# What you should do:
Exclude the pictures and repeat all of the data exactly.

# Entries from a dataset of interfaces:

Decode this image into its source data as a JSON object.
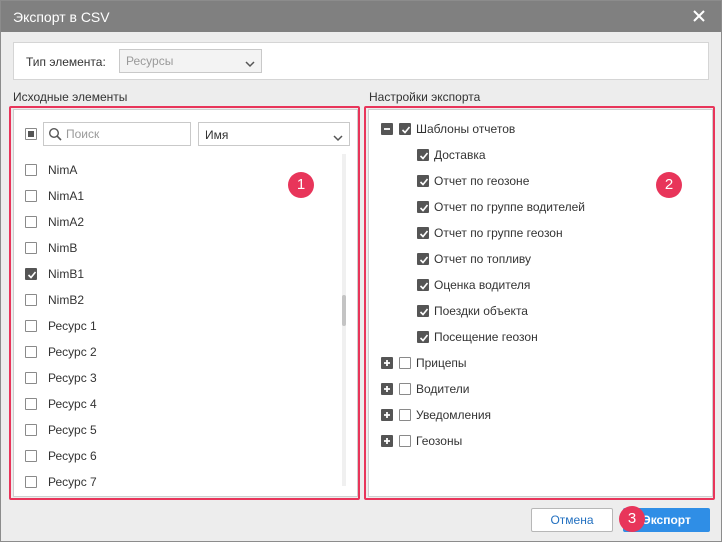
{
  "window": {
    "title": "Экспорт в CSV"
  },
  "type_bar": {
    "label": "Тип элемента:",
    "selected": "Ресурсы"
  },
  "source": {
    "label": "Исходные элементы",
    "search_placeholder": "Поиск",
    "sort_selected": "Имя",
    "items": [
      {
        "label": "NimA",
        "checked": false
      },
      {
        "label": "NimA1",
        "checked": false
      },
      {
        "label": "NimA2",
        "checked": false
      },
      {
        "label": "NimB",
        "checked": false
      },
      {
        "label": "NimB1",
        "checked": true
      },
      {
        "label": "NimB2",
        "checked": false
      },
      {
        "label": "Ресурс 1",
        "checked": false
      },
      {
        "label": "Ресурс 2",
        "checked": false
      },
      {
        "label": "Ресурс 3",
        "checked": false
      },
      {
        "label": "Ресурс 4",
        "checked": false
      },
      {
        "label": "Ресурс 5",
        "checked": false
      },
      {
        "label": "Ресурс 6",
        "checked": false
      },
      {
        "label": "Ресурс 7",
        "checked": false
      }
    ]
  },
  "settings": {
    "label": "Настройки экспорта",
    "tree": [
      {
        "label": "Шаблоны отчетов",
        "expanded": true,
        "checked": true,
        "children": [
          {
            "label": "Доставка",
            "checked": true
          },
          {
            "label": "Отчет по геозоне",
            "checked": true
          },
          {
            "label": "Отчет по группе водителей",
            "checked": true
          },
          {
            "label": "Отчет по группе геозон",
            "checked": true
          },
          {
            "label": "Отчет по топливу",
            "checked": true
          },
          {
            "label": "Оценка водителя",
            "checked": true
          },
          {
            "label": "Поездки объекта",
            "checked": true
          },
          {
            "label": "Посещение геозон",
            "checked": true
          }
        ]
      },
      {
        "label": "Прицепы",
        "expanded": false,
        "checked": false
      },
      {
        "label": "Водители",
        "expanded": false,
        "checked": false
      },
      {
        "label": "Уведомления",
        "expanded": false,
        "checked": false
      },
      {
        "label": "Геозоны",
        "expanded": false,
        "checked": false
      }
    ]
  },
  "annotations": {
    "badge1": "1",
    "badge2": "2",
    "badge3": "3"
  },
  "buttons": {
    "cancel": "Отмена",
    "export": "Экспорт"
  },
  "colors": {
    "highlight": "#e8355a",
    "primary": "#2f8ee6",
    "titlebar": "#808080"
  }
}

# Output for this exercise:
Decode this image into its source data as a JSON object.
{
  "window": {
    "title": "Экспорт в CSV"
  },
  "type_bar": {
    "label": "Тип элемента:",
    "selected": "Ресурсы"
  },
  "source": {
    "label": "Исходные элементы",
    "search_placeholder": "Поиск",
    "sort_selected": "Имя",
    "items": [
      {
        "label": "NimA",
        "checked": false
      },
      {
        "label": "NimA1",
        "checked": false
      },
      {
        "label": "NimA2",
        "checked": false
      },
      {
        "label": "NimB",
        "checked": false
      },
      {
        "label": "NimB1",
        "checked": true
      },
      {
        "label": "NimB2",
        "checked": false
      },
      {
        "label": "Ресурс 1",
        "checked": false
      },
      {
        "label": "Ресурс 2",
        "checked": false
      },
      {
        "label": "Ресурс 3",
        "checked": false
      },
      {
        "label": "Ресурс 4",
        "checked": false
      },
      {
        "label": "Ресурс 5",
        "checked": false
      },
      {
        "label": "Ресурс 6",
        "checked": false
      },
      {
        "label": "Ресурс 7",
        "checked": false
      }
    ]
  },
  "settings": {
    "label": "Настройки экспорта",
    "tree": [
      {
        "label": "Шаблоны отчетов",
        "expanded": true,
        "checked": true,
        "children": [
          {
            "label": "Доставка",
            "checked": true
          },
          {
            "label": "Отчет по геозоне",
            "checked": true
          },
          {
            "label": "Отчет по группе водителей",
            "checked": true
          },
          {
            "label": "Отчет по группе геозон",
            "checked": true
          },
          {
            "label": "Отчет по топливу",
            "checked": true
          },
          {
            "label": "Оценка водителя",
            "checked": true
          },
          {
            "label": "Поездки объекта",
            "checked": true
          },
          {
            "label": "Посещение геозон",
            "checked": true
          }
        ]
      },
      {
        "label": "Прицепы",
        "expanded": false,
        "checked": false
      },
      {
        "label": "Водители",
        "expanded": false,
        "checked": false
      },
      {
        "label": "Уведомления",
        "expanded": false,
        "checked": false
      },
      {
        "label": "Геозоны",
        "expanded": false,
        "checked": false
      }
    ]
  },
  "annotations": {
    "badge1": "1",
    "badge2": "2",
    "badge3": "3"
  },
  "buttons": {
    "cancel": "Отмена",
    "export": "Экспорт"
  },
  "colors": {
    "highlight": "#e8355a",
    "primary": "#2f8ee6",
    "titlebar": "#808080"
  }
}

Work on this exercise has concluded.